Telling apes from humans

Creationists are always very definite that there are absolutely, absolutely no transitional fossils between apes and humans. For example, according to a 1990 article by Answers In Genesis (AIG)

When complete fossils are found, they are easy to assign clearly as either ‘ape’ or human, there are only ‘ape-men’ where imagination colored by belief in evolution is applied to fragmented bits and pieces.

Very well then. Here are some photos of fossil skulls, all to the same scale. Some are of humans, some of apes. Care to identify which are which?

Fossil 1 Fossil 2
Fossil 3

Answers after the fold.

Well surely, if some of these are apes and some are humans, then the big one on the left must be human and the other two must be apes, right?

Bbrrrrrp!! Sorry, thank you for playing. You clearly don’t have the mental flexibility required to be a creationist. According to AIG, one of the small ones is human, and the other one is an ape. Can you tell which is which?

I suspect not, so here are the answers. The complete skull with the large braincase is, as you probably knew, a modern human - an adult male. Brain size unknown, but probably close to the modern human average of 1400 cc.

The second skull (top right) is a Homo habilis fossil from Kenya, ER 1813, brain size 510 cc. Because of its extremely small size, it is always considered to be non-human by creationists. (e.g. Lubenow 1992, who says that ER 1813 is “far too small to be considered human”. One creationist (Line 2005) in an article published by AIG did suggest that ER 1813 might be human, but it was not a firm opinion.)

The third skull (bottom right) is D2700 with a brain size of 600 cc, one of a number of skulls found at Dmanisi in Georgia, with similarities to both Homo erectus and Homo habilis (Vekua et al. 2009, Science 297:85). It looks like a small, primitive Homo erectus skull:

Vekua et al. 2009 wrote:

The Dmanisi hominids are among the most primitive individuals so far attributed to H. erectus or to any species that is indisputably Homo, and it can be argued that this population is closely related to Homo habilis (sensu stricto) as known from Olduvai Gorge in Tanzania, Koobi Fora in northern Kenya, and possibly Hadar in Ethiopia.

However in a recent news article about the Dmanisi skulls, Answers in Genesis claimed that this skull was human, and breezily dismissed the primitive features:

Astute readers will notice that what these scientists call primitive does not preclude the fact that this population was fully human.

Even astuter readers will notice that AIG seems to think that the primitive features that don’t prevent D2700 from being considered human apparently somehow do prevent ER 1813 from being considered human.
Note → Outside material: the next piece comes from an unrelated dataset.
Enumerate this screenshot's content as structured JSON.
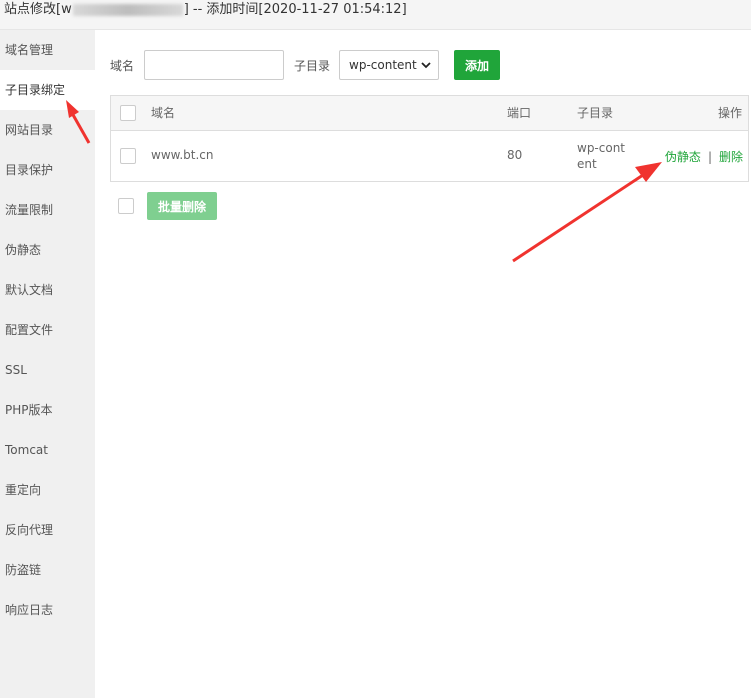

ER 1813 is slightly smaller than D2700, but Vekua et al. 2009 document a number of similarities between them. However one doesn’t need to be an expert anatomist to see that the two smaller skulls are far more similar to each other than either of them is to the modern human. If a ‘human’ skull is far more similar to an ‘ape’ skull than it is to an indisputably modern human skull, doesn’t that make it a transitional fossil by any reasonable definition?

AIG is trying to con their readers. This is why creationists usually gloss over those inconvenient habiline fossils in the 500-700 cc range, and why, when they do discuss them, they never show pictures of them. If they did, the absurdity of the creationist position would be laid bare.

As a further disproof of AIG’s claim that “When complete fossils are found, they are easy to assign clearly as either ‘ape’ or human”, you should note that their own ‘expert’ Marvin Lubenow has classified the third skull, D2700, as non-human (Lubenow 2004, p.352), contradicting AIG’s own assessment!

By the way, in case you were wondering, this is what a real ape skull (a female chimpanzee) looks like:

Chimp skull

Not much similarity, you may notice, to the ‘ape’ skull(s) above.


Line, P.: Fossil evidence for alleged apemen, Technical Journal 19(1):22-42, 2005.

Lubenow M.L.: Bones of contention: a creationist assessment of human fossils, Grand Rapids,MI:Baker Books, 1992.

Lubenow M.L.: Bones of contention (2nd edition): a creationist assessment of human fossils, Grand Rapids,MI:Baker Books, 2004.

Vekua A., Lordkipanidze D., Rightmire G.P., Agusti J., Ferring R., Maisuradze G. et al. (2002): A new skull of early Homo from Dmanisi, Georgia. Science, 297:85-9.